What you need to do: Give the records again exactly, but drop the pictures.
══ Records provided ══
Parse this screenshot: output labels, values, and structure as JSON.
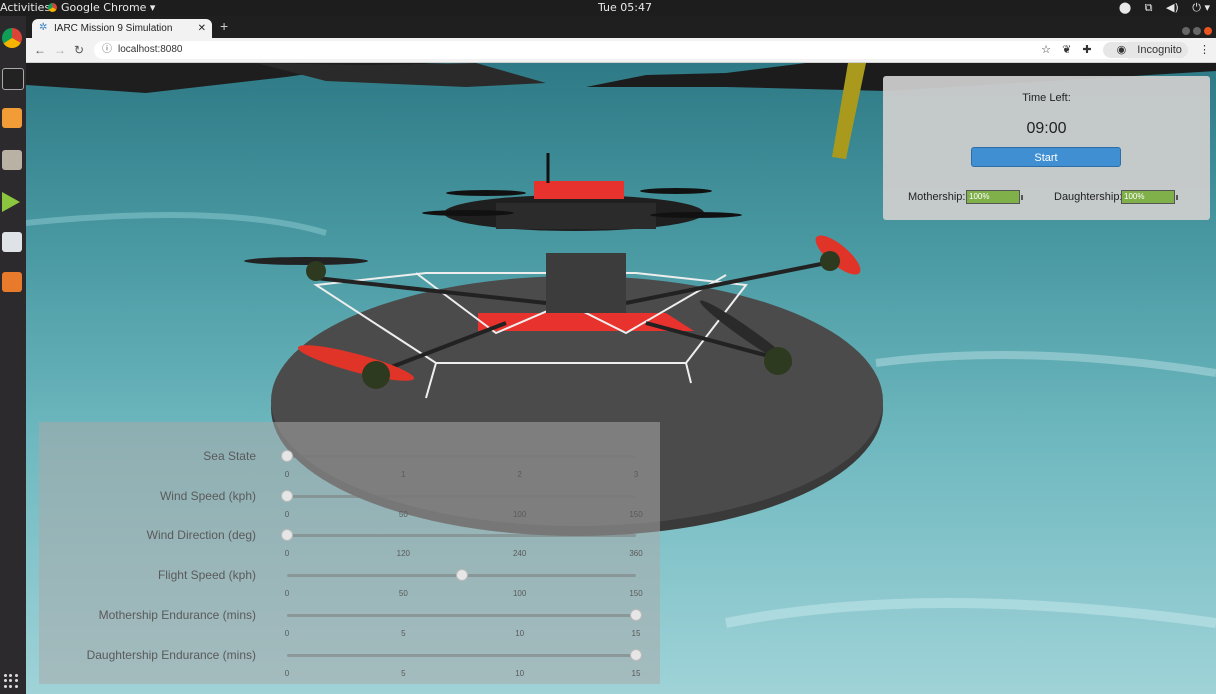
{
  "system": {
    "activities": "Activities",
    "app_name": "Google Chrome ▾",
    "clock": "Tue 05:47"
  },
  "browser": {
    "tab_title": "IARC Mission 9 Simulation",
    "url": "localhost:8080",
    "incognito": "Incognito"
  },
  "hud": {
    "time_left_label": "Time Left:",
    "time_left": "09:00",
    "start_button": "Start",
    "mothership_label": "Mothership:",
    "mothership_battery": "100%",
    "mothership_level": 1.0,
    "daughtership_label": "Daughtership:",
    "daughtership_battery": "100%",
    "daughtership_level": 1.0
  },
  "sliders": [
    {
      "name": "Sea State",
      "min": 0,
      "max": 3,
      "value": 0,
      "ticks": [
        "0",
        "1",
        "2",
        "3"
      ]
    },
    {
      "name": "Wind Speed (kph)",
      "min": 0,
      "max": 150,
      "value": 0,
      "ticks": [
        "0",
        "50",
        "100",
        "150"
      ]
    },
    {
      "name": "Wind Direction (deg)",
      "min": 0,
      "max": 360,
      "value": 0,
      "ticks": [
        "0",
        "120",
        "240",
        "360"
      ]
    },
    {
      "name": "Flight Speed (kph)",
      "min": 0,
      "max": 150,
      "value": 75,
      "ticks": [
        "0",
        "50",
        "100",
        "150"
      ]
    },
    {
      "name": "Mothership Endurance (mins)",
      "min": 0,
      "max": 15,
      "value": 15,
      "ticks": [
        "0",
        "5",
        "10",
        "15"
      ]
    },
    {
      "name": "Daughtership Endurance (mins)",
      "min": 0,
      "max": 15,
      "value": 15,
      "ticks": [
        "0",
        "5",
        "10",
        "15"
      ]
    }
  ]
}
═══
Written solution:
Parse this screenshot: output labels, values, and structure as JSON.
{
  "system": {
    "activities": "Activities",
    "app_name": "Google Chrome ▾",
    "clock": "Tue 05:47"
  },
  "browser": {
    "tab_title": "IARC Mission 9 Simulation",
    "url": "localhost:8080",
    "incognito": "Incognito"
  },
  "hud": {
    "time_left_label": "Time Left:",
    "time_left": "09:00",
    "start_button": "Start",
    "mothership_label": "Mothership:",
    "mothership_battery": "100%",
    "mothership_level": 1.0,
    "daughtership_label": "Daughtership:",
    "daughtership_battery": "100%",
    "daughtership_level": 1.0
  },
  "sliders": [
    {
      "name": "Sea State",
      "min": 0,
      "max": 3,
      "value": 0,
      "ticks": [
        "0",
        "1",
        "2",
        "3"
      ]
    },
    {
      "name": "Wind Speed (kph)",
      "min": 0,
      "max": 150,
      "value": 0,
      "ticks": [
        "0",
        "50",
        "100",
        "150"
      ]
    },
    {
      "name": "Wind Direction (deg)",
      "min": 0,
      "max": 360,
      "value": 0,
      "ticks": [
        "0",
        "120",
        "240",
        "360"
      ]
    },
    {
      "name": "Flight Speed (kph)",
      "min": 0,
      "max": 150,
      "value": 75,
      "ticks": [
        "0",
        "50",
        "100",
        "150"
      ]
    },
    {
      "name": "Mothership Endurance (mins)",
      "min": 0,
      "max": 15,
      "value": 15,
      "ticks": [
        "0",
        "5",
        "10",
        "15"
      ]
    },
    {
      "name": "Daughtership Endurance (mins)",
      "min": 0,
      "max": 15,
      "value": 15,
      "ticks": [
        "0",
        "5",
        "10",
        "15"
      ]
    }
  ]
}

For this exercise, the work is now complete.